### Supplied material
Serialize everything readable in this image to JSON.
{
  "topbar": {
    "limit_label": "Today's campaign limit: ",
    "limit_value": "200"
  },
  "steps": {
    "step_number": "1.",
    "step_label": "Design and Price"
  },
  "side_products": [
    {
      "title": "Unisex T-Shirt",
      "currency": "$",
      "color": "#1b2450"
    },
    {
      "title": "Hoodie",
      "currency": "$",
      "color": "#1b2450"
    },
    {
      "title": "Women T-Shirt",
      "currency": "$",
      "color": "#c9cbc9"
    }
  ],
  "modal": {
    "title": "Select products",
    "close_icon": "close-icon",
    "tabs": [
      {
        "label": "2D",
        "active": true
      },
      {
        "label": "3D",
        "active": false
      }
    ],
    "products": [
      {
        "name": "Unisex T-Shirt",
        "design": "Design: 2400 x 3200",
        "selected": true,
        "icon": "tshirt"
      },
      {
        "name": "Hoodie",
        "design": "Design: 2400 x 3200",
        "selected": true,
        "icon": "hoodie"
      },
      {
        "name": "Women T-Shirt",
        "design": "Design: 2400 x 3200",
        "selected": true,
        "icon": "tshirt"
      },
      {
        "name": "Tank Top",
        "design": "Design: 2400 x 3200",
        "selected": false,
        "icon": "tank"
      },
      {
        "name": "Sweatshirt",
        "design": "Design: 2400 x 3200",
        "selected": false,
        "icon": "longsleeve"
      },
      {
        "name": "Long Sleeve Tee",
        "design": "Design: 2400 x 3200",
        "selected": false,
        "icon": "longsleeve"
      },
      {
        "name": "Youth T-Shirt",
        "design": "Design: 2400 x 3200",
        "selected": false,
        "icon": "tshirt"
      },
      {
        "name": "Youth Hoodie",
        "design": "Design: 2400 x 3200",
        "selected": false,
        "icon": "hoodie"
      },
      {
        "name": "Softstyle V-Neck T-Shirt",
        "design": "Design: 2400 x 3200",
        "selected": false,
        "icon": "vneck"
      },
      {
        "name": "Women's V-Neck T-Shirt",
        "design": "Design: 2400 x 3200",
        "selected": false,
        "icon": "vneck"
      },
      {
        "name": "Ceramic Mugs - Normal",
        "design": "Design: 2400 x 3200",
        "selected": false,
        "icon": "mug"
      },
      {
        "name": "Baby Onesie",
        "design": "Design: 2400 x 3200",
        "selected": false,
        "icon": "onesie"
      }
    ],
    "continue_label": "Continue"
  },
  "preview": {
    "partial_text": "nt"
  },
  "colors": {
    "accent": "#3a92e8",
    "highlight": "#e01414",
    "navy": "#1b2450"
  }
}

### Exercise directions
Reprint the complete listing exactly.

### Exercise response
Serialize everything readable in this image to JSON.
{
  "topbar": {
    "limit_label": "Today's campaign limit: ",
    "limit_value": "200"
  },
  "steps": {
    "step_number": "1.",
    "step_label": "Design and Price"
  },
  "side_products": [
    {
      "title": "Unisex T-Shirt",
      "currency": "$",
      "color": "#1b2450"
    },
    {
      "title": "Hoodie",
      "currency": "$",
      "color": "#1b2450"
    },
    {
      "title": "Women T-Shirt",
      "currency": "$",
      "color": "#c9cbc9"
    }
  ],
  "modal": {
    "title": "Select products",
    "close_icon": "close-icon",
    "tabs": [
      {
        "label": "2D",
        "active": true
      },
      {
        "label": "3D",
        "active": false
      }
    ],
    "products": [
      {
        "name": "Unisex T-Shirt",
        "design": "Design: 2400 x 3200",
        "selected": true,
        "icon": "tshirt"
      },
      {
        "name": "Hoodie",
        "design": "Design: 2400 x 3200",
        "selected": true,
        "icon": "hoodie"
      },
      {
        "name": "Women T-Shirt",
        "design": "Design: 2400 x 3200",
        "selected": true,
        "icon": "tshirt"
      },
      {
        "name": "Tank Top",
        "design": "Design: 2400 x 3200",
        "selected": false,
        "icon": "tank"
      },
      {
        "name": "Sweatshirt",
        "design": "Design: 2400 x 3200",
        "selected": false,
        "icon": "longsleeve"
      },
      {
        "name": "Long Sleeve Tee",
        "design": "Design: 2400 x 3200",
        "selected": false,
        "icon": "longsleeve"
      },
      {
        "name": "Youth T-Shirt",
        "design": "Design: 2400 x 3200",
        "selected": false,
        "icon": "tshirt"
      },
      {
        "name": "Youth Hoodie",
        "design": "Design: 2400 x 3200",
        "selected": false,
        "icon": "hoodie"
      },
      {
        "name": "Softstyle V-Neck T-Shirt",
        "design": "Design: 2400 x 3200",
        "selected": false,
        "icon": "vneck"
      },
      {
        "name": "Women's V-Neck T-Shirt",
        "design": "Design: 2400 x 3200",
        "selected": false,
        "icon": "vneck"
      },
      {
        "name": "Ceramic Mugs - Normal",
        "design": "Design: 2400 x 3200",
        "selected": false,
        "icon": "mug"
      },
      {
        "name": "Baby Onesie",
        "design": "Design: 2400 x 3200",
        "selected": false,
        "icon": "onesie"
      }
    ],
    "continue_label": "Continue"
  },
  "preview": {
    "partial_text": "nt"
  },
  "colors": {
    "accent": "#3a92e8",
    "highlight": "#e01414",
    "navy": "#1b2450"
  }
}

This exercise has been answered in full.